Withdrawn From Society: Almost A Million Japanese Men Refuse To Leave Their Bedrooms

Withdrawn From Society: Almost A Million Japanese Men Refuse To Leave Their Bedrooms

One of Japan's biggest social, health, and economic problems is men who refuse to leave their bedrooms.

The condition is called hikikomori and it's basically a specific form of depression caused by Japanese society.

Almost one million people in Japan, mostly men, have locked themselves in their bedrooms, refusing to interact with anyone.

Suffers like Yuto Onishi, 18, are forced into their rooms because of social pressure. They just can't take the constant scrutiny and stress put on them by society to always perform well and always fall in line. So they withdraw from the world. Onishi said:

"Once you experience it, you lose reality. I knew it was abnormal, but I didn't want to change. It felt safe here."

The problem with hikikomori is it gets harder to leave the room the longer they stay there. They sleep all day and live mainly online at night. Their entire existence is online.

Onishi stopped interacting with his friends and family, only sneaking out in the middle of the night to go eat.

Dr. Takahiro Kato, an expert in hikikomori, said:

"In Western societies, if one stays indoors, they're told to go outside. In Japan they're not. Our play has changed, it's all on screens and not real-life situations anymore. There are cultural reasons also, a strong sense of embarrassment and an emotional dependence on the mother."

So all of that combined leads to the perfect shitstorm of social withdraw and loneliness.

What's so hard about treating this disorder is the whole family has to get involved in counseling. The condition is often brought on by a lack of communication and trust at home.

Thankfully, some people are getting help, like Yuto Onishi, who's been out of his room for half a year now.
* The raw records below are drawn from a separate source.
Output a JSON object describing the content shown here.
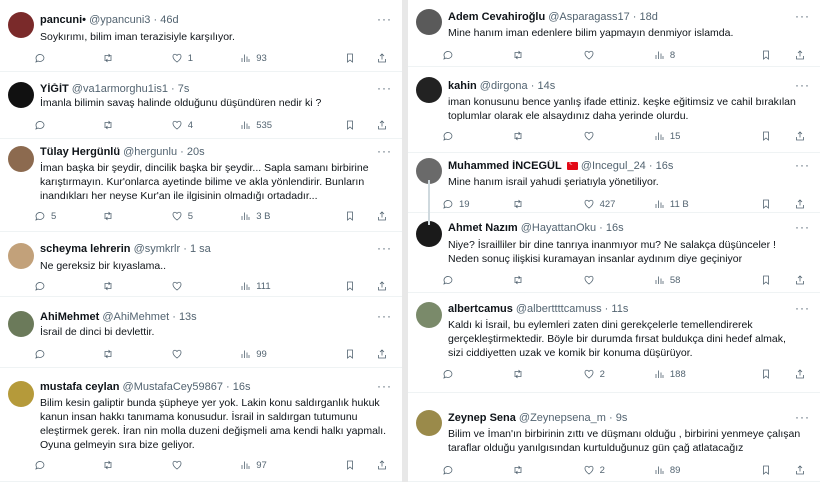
{
  "left_column": [
    {
      "name": "pancuni•",
      "handle": "@ypancuni3",
      "time": "46d",
      "text": [
        "Soykırımı, bilim iman terazisiyle karşılıyor."
      ],
      "replies": "",
      "retweets": "",
      "likes": "1",
      "views": "93",
      "avatar_color": "#7a2a2a"
    },
    {
      "name": "YİĞİT",
      "handle": "@va1armorghu1is1",
      "time": "7s",
      "text": [
        "İmanla bilimin savaş halinde olduğunu düşündüren nedir ki ?"
      ],
      "replies": "",
      "retweets": "",
      "likes": "4",
      "views": "535",
      "avatar_color": "#111111"
    },
    {
      "name": "Tülay Hergünlü",
      "handle": "@hergunlu",
      "time": "20s",
      "text": [
        "İman başka bir şeydir, dincilik başka bir şeydir... Sapla samanı birbirine",
        "karıştırmayın. Kur'onlarca ayetinde bilime ve akla yönlendirir. Bunların",
        "inandıkları her neyse Kur'an ile ilgisinin olmadığı ortadadır..."
      ],
      "replies": "5",
      "retweets": "",
      "likes": "5",
      "views": "3 B",
      "avatar_color": "#8c6a4f"
    },
    {
      "name": "scheyma lehrerin",
      "handle": "@symkrlr",
      "time": "1 sa",
      "text": [
        "Ne gereksiz bir kıyaslama.."
      ],
      "replies": "",
      "retweets": "",
      "likes": "",
      "views": "111",
      "avatar_color": "#c2a17a"
    },
    {
      "name": "AhiMehmet",
      "handle": "@AhiMehmet",
      "time": "13s",
      "text": [
        "İsrail de dinci bi devlettir."
      ],
      "replies": "",
      "retweets": "",
      "likes": "",
      "views": "99",
      "avatar_color": "#6b7a5a"
    },
    {
      "name": "mustafa ceylan",
      "handle": "@MustafaCey59867",
      "time": "16s",
      "text": [
        "Bilim kesin galiptir bunda şüpheye yer yok. Lakin konu saldırganlık hukuk",
        "kanun insan hakkı tanımama konusudur. İsrail in saldırgan tutumunu",
        "eleştirmek gerek. İran nin molla duzeni değişmeli ama kendi halkı yapmalı.",
        "Oyuna gelmeyin sıra bize geliyor."
      ],
      "replies": "",
      "retweets": "",
      "likes": "",
      "views": "97",
      "avatar_color": "#b59a3a"
    }
  ],
  "right_column": [
    {
      "name": "Adem Cevahiroğlu",
      "handle": "@Asparagass17",
      "time": "18d",
      "text": [
        "Mine hanım iman edenlere bilim yapmayın denmiyor islamda."
      ],
      "replies": "",
      "retweets": "",
      "likes": "",
      "views": "8",
      "avatar_color": "#5a5a5a"
    },
    {
      "name": "kahin",
      "handle": "@dirgona",
      "time": "14s",
      "text": [
        "iman konusunu bence yanlış ifade ettiniz. keşke eğitimsiz ve cahil bırakılan",
        "toplumlar olarak ele alsaydınız daha yerinde olurdu."
      ],
      "replies": "",
      "retweets": "",
      "likes": "",
      "views": "15",
      "avatar_color": "#222222"
    },
    {
      "name": "Muhammed İNCEGÜL",
      "handle": "@Incegul_24",
      "time": "16s",
      "text": [
        "Mine hanım israil yahudi şeriatıyla yönetiliyor."
      ],
      "replies": "19",
      "retweets": "",
      "likes": "427",
      "views": "11 B",
      "avatar_color": "#6a6a6a"
    },
    {
      "name": "Ahmet Nazım",
      "handle": "@HayattanOku",
      "time": "16s",
      "text": [
        "Niye? İsrailliler bir dine tanrıya inanmıyor mu? Ne salakça düşünceler !",
        "Neden sonuç ilişkisi kuramayan insanlar aydınım diye geçiniyor"
      ],
      "replies": "",
      "retweets": "",
      "likes": "",
      "views": "58",
      "avatar_color": "#1a1a1a"
    },
    {
      "name": "albertcamus",
      "handle": "@alberttttcamuss",
      "time": "11s",
      "text": [
        "Kaldı ki İsrail, bu eylemleri zaten dini gerekçelerle temellendirerek",
        "gerçekleştirmektedir. Böyle bir durumda fırsat buldukça dini hedef almak,",
        "sizi ciddiyetten uzak ve komik bir konuma düşürüyor."
      ],
      "replies": "",
      "retweets": "",
      "likes": "2",
      "views": "188",
      "avatar_color": "#7a8a6a"
    },
    {
      "name": "Zeynep Sena",
      "handle": "@Zeynepsena_m",
      "time": "9s",
      "text": [
        "Bilim ve İman'ın birbirinin zıttı ve düşmanı olduğu , birbirini yenmeye çalışan",
        "taraflar olduğu yanılgısından kurtulduğunuz gün çağ atlatacağız"
      ],
      "replies": "",
      "retweets": "",
      "likes": "2",
      "views": "89",
      "avatar_color": "#9a8a4a"
    }
  ]
}
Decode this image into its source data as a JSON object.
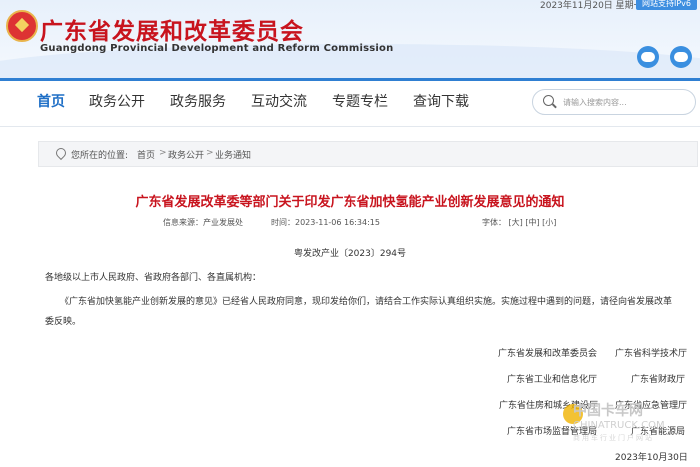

Hopefully others can follow his lead and make a change. No one deserves to live their life locked in their bedroom.